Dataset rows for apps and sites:
##########

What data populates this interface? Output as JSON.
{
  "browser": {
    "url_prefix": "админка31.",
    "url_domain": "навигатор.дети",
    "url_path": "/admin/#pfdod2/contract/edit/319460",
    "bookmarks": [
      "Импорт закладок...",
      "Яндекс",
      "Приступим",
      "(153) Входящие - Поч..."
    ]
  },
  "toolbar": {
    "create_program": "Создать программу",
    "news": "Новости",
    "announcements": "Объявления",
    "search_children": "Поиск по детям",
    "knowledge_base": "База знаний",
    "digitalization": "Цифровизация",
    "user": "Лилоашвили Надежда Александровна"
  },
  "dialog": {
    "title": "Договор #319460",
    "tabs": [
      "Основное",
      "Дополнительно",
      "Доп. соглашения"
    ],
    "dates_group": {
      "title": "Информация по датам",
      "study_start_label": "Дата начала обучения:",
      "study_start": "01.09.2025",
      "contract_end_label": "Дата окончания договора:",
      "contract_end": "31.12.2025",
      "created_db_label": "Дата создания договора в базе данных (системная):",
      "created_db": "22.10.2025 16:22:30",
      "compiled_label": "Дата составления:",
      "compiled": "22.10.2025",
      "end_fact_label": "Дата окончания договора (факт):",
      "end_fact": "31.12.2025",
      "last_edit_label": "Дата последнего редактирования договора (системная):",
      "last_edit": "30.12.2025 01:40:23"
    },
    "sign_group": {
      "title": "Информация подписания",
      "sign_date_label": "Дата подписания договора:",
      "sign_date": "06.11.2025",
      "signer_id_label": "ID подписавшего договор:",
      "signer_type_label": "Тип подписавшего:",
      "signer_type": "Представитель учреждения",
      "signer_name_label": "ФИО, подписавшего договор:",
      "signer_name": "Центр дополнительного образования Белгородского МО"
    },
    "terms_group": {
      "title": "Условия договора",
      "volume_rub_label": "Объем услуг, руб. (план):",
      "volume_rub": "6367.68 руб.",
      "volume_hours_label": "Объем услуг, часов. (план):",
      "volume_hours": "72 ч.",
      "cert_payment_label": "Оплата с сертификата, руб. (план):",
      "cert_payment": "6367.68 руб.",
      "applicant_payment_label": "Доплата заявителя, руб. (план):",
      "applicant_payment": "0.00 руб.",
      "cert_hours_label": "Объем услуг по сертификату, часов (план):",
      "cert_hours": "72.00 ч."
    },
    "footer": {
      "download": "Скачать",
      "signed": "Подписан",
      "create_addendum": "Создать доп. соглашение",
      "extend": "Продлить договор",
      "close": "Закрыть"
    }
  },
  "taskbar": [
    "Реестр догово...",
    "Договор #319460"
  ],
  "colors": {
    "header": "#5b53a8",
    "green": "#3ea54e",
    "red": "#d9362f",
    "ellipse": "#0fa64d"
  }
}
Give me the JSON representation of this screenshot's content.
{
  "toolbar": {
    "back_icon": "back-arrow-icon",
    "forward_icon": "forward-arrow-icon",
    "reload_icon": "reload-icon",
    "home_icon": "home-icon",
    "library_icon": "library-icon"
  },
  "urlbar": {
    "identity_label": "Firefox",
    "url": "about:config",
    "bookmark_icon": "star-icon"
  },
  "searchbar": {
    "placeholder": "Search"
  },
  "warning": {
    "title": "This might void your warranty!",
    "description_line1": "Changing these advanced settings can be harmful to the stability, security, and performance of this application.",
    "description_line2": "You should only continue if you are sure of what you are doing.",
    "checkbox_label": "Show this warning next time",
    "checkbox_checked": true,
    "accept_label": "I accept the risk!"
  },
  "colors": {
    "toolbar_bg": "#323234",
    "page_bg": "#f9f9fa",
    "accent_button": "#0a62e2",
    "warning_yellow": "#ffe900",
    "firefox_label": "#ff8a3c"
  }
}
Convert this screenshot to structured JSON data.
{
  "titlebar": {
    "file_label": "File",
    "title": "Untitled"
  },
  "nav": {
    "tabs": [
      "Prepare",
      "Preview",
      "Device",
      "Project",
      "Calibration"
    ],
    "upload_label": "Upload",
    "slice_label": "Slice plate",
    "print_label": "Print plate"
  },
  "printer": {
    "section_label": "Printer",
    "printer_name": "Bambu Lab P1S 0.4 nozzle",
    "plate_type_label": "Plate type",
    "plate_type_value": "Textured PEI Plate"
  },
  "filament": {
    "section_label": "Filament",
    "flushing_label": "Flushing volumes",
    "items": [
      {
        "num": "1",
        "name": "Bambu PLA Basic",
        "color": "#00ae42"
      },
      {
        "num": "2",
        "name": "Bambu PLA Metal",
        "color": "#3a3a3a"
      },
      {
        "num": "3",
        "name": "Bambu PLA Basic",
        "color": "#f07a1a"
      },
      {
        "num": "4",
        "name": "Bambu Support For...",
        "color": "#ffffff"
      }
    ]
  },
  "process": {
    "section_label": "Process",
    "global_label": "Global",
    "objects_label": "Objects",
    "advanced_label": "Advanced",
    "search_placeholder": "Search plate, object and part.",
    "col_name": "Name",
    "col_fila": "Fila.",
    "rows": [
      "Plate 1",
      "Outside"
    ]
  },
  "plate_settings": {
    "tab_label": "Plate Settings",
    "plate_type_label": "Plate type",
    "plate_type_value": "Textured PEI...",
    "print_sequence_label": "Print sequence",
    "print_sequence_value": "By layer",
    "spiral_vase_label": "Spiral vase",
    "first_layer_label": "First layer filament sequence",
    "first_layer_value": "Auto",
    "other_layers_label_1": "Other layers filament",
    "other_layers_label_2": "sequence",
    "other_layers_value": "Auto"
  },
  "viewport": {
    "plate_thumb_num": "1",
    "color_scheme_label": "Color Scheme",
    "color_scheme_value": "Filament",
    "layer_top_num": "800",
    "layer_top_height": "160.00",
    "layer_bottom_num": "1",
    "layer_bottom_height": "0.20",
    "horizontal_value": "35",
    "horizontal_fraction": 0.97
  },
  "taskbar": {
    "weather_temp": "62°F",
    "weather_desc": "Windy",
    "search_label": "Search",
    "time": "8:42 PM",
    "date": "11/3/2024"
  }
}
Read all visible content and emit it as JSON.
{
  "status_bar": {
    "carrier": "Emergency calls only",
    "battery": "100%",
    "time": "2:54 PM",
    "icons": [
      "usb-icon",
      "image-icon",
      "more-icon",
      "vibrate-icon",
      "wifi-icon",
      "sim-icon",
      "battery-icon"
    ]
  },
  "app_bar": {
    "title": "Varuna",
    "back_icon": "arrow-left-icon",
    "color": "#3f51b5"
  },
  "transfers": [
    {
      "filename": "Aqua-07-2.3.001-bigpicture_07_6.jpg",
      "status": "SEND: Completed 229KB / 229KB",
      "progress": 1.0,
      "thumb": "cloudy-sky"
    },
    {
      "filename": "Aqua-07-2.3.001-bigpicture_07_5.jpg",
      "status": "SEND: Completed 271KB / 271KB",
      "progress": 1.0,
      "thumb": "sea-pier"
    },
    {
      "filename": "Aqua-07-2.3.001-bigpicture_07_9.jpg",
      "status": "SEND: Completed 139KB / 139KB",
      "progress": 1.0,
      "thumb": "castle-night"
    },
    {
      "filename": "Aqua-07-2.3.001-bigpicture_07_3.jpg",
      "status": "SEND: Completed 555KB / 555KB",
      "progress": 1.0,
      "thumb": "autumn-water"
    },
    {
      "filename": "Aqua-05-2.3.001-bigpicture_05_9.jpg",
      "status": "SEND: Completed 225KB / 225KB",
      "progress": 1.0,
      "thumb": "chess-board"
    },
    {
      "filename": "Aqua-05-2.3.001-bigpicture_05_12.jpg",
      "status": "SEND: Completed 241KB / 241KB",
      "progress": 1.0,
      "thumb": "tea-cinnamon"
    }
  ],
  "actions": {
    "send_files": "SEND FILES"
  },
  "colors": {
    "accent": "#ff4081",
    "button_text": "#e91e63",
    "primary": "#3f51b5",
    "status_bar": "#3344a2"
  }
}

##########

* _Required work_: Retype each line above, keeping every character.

* _Task answer_:
What data populates this interface? Output as JSON.
{
  "browser": {
    "url_prefix": "админка31.",
    "url_domain": "навигатор.дети",
    "url_path": "/admin/#pfdod2/contract/edit/319460",
    "bookmarks": [
      "Импорт закладок...",
      "Яндекс",
      "Приступим",
      "(153) Входящие - Поч..."
    ]
  },
  "toolbar": {
    "create_program": "Создать программу",
    "news": "Новости",
    "announcements": "Объявления",
    "search_children": "Поиск по детям",
    "knowledge_base": "База знаний",
    "digitalization": "Цифровизация",
    "user": "Лилоашвили Надежда Александровна"
  },
  "dialog": {
    "title": "Договор #319460",
    "tabs": [
      "Основное",
      "Дополнительно",
      "Доп. соглашения"
    ],
    "dates_group": {
      "title": "Информация по датам",
      "study_start_label": "Дата начала обучения:",
      "study_start": "01.09.2025",
      "contract_end_label": "Дата окончания договора:",
      "contract_end": "31.12.2025",
      "created_db_label": "Дата создания договора в базе данных (системная):",
      "created_db": "22.10.2025 16:22:30",
      "compiled_label": "Дата составления:",
      "compiled": "22.10.2025",
      "end_fact_label": "Дата окончания договора (факт):",
      "end_fact": "31.12.2025",
      "last_edit_label": "Дата последнего редактирования договора (системная):",
      "last_edit": "30.12.2025 01:40:23"
    },
    "sign_group": {
      "title": "Информация подписания",
      "sign_date_label": "Дата подписания договора:",
      "sign_date": "06.11.2025",
      "signer_id_label": "ID подписавшего договор:",
      "signer_type_label": "Тип подписавшего:",
      "signer_type": "Представитель учреждения",
      "signer_name_label": "ФИО, подписавшего договор:",
      "signer_name": "Центр дополнительного образования Белгородского МО"
    },
    "terms_group": {
      "title": "Условия договора",
      "volume_rub_label": "Объем услуг, руб. (план):",
      "volume_rub": "6367.68 руб.",
      "volume_hours_label": "Объем услуг, часов. (план):",
      "volume_hours": "72 ч.",
      "cert_payment_label": "Оплата с сертификата, руб. (план):",
      "cert_payment": "6367.68 руб.",
      "applicant_payment_label": "Доплата заявителя, руб. (план):",
      "applicant_payment": "0.00 руб.",
      "cert_hours_label": "Объем услуг по сертификату, часов (план):",
      "cert_hours": "72.00 ч."
    },
    "footer": {
      "download": "Скачать",
      "signed": "Подписан",
      "create_addendum": "Создать доп. соглашение",
      "extend": "Продлить договор",
      "close": "Закрыть"
    }
  },
  "taskbar": [
    "Реестр догово...",
    "Договор #319460"
  ],
  "colors": {
    "header": "#5b53a8",
    "green": "#3ea54e",
    "red": "#d9362f",
    "ellipse": "#0fa64d"
  }
}
Give me the JSON representation of this screenshot's content.
{
  "toolbar": {
    "back_icon": "back-arrow-icon",
    "forward_icon": "forward-arrow-icon",
    "reload_icon": "reload-icon",
    "home_icon": "home-icon",
    "library_icon": "library-icon"
  },
  "urlbar": {
    "identity_label": "Firefox",
    "url": "about:config",
    "bookmark_icon": "star-icon"
  },
  "searchbar": {
    "placeholder": "Search"
  },
  "warning": {
    "title": "This might void your warranty!",
    "description_line1": "Changing these advanced settings can be harmful to the stability, security, and performance of this application.",
    "description_line2": "You should only continue if you are sure of what you are doing.",
    "checkbox_label": "Show this warning next time",
    "checkbox_checked": true,
    "accept_label": "I accept the risk!"
  },
  "colors": {
    "toolbar_bg": "#323234",
    "page_bg": "#f9f9fa",
    "accent_button": "#0a62e2",
    "warning_yellow": "#ffe900",
    "firefox_label": "#ff8a3c"
  }
}
Convert this screenshot to structured JSON data.
{
  "titlebar": {
    "file_label": "File",
    "title": "Untitled"
  },
  "nav": {
    "tabs": [
      "Prepare",
      "Preview",
      "Device",
      "Project",
      "Calibration"
    ],
    "upload_label": "Upload",
    "slice_label": "Slice plate",
    "print_label": "Print plate"
  },
  "printer": {
    "section_label": "Printer",
    "printer_name": "Bambu Lab P1S 0.4 nozzle",
    "plate_type_label": "Plate type",
    "plate_type_value": "Textured PEI Plate"
  },
  "filament": {
    "section_label": "Filament",
    "flushing_label": "Flushing volumes",
    "items": [
      {
        "num": "1",
        "name": "Bambu PLA Basic",
        "color": "#00ae42"
      },
      {
        "num": "2",
        "name": "Bambu PLA Metal",
        "color": "#3a3a3a"
      },
      {
        "num": "3",
        "name": "Bambu PLA Basic",
        "color": "#f07a1a"
      },
      {
        "num": "4",
        "name": "Bambu Support For...",
        "color": "#ffffff"
      }
    ]
  },
  "process": {
    "section_label": "Process",
    "global_label": "Global",
    "objects_label": "Objects",
    "advanced_label": "Advanced",
    "search_placeholder": "Search plate, object and part.",
    "col_name": "Name",
    "col_fila": "Fila.",
    "rows": [
      "Plate 1",
      "Outside"
    ]
  },
  "plate_settings": {
    "tab_label": "Plate Settings",
    "plate_type_label": "Plate type",
    "plate_type_value": "Textured PEI...",
    "print_sequence_label": "Print sequence",
    "print_sequence_value": "By layer",
    "spiral_vase_label": "Spiral vase",
    "first_layer_label": "First layer filament sequence",
    "first_layer_value": "Auto",
    "other_layers_label_1": "Other layers filament",
    "other_layers_label_2": "sequence",
    "other_layers_value": "Auto"
  },
  "viewport": {
    "plate_thumb_num": "1",
    "color_scheme_label": "Color Scheme",
    "color_scheme_value": "Filament",
    "layer_top_num": "800",
    "layer_top_height": "160.00",
    "layer_bottom_num": "1",
    "layer_bottom_height": "0.20",
    "horizontal_value": "35",
    "horizontal_fraction": 0.97
  },
  "taskbar": {
    "weather_temp": "62°F",
    "weather_desc": "Windy",
    "search_label": "Search",
    "time": "8:42 PM",
    "date": "11/3/2024"
  }
}
Read all visible content and emit it as JSON.
{
  "status_bar": {
    "carrier": "Emergency calls only",
    "battery": "100%",
    "time": "2:54 PM",
    "icons": [
      "usb-icon",
      "image-icon",
      "more-icon",
      "vibrate-icon",
      "wifi-icon",
      "sim-icon",
      "battery-icon"
    ]
  },
  "app_bar": {
    "title": "Varuna",
    "back_icon": "arrow-left-icon",
    "color": "#3f51b5"
  },
  "transfers": [
    {
      "filename": "Aqua-07-2.3.001-bigpicture_07_6.jpg",
      "status": "SEND: Completed 229KB / 229KB",
      "progress": 1.0,
      "thumb": "cloudy-sky"
    },
    {
      "filename": "Aqua-07-2.3.001-bigpicture_07_5.jpg",
      "status": "SEND: Completed 271KB / 271KB",
      "progress": 1.0,
      "thumb": "sea-pier"
    },
    {
      "filename": "Aqua-07-2.3.001-bigpicture_07_9.jpg",
      "status": "SEND: Completed 139KB / 139KB",
      "progress": 1.0,
      "thumb": "castle-night"
    },
    {
      "filename": "Aqua-07-2.3.001-bigpicture_07_3.jpg",
      "status": "SEND: Completed 555KB / 555KB",
      "progress": 1.0,
      "thumb": "autumn-water"
    },
    {
      "filename": "Aqua-05-2.3.001-bigpicture_05_9.jpg",
      "status": "SEND: Completed 225KB / 225KB",
      "progress": 1.0,
      "thumb": "chess-board"
    },
    {
      "filename": "Aqua-05-2.3.001-bigpicture_05_12.jpg",
      "status": "SEND: Completed 241KB / 241KB",
      "progress": 1.0,
      "thumb": "tea-cinnamon"
    }
  ],
  "actions": {
    "send_files": "SEND FILES"
  },
  "colors": {
    "accent": "#ff4081",
    "button_text": "#e91e63",
    "primary": "#3f51b5",
    "status_bar": "#3344a2"
  }
}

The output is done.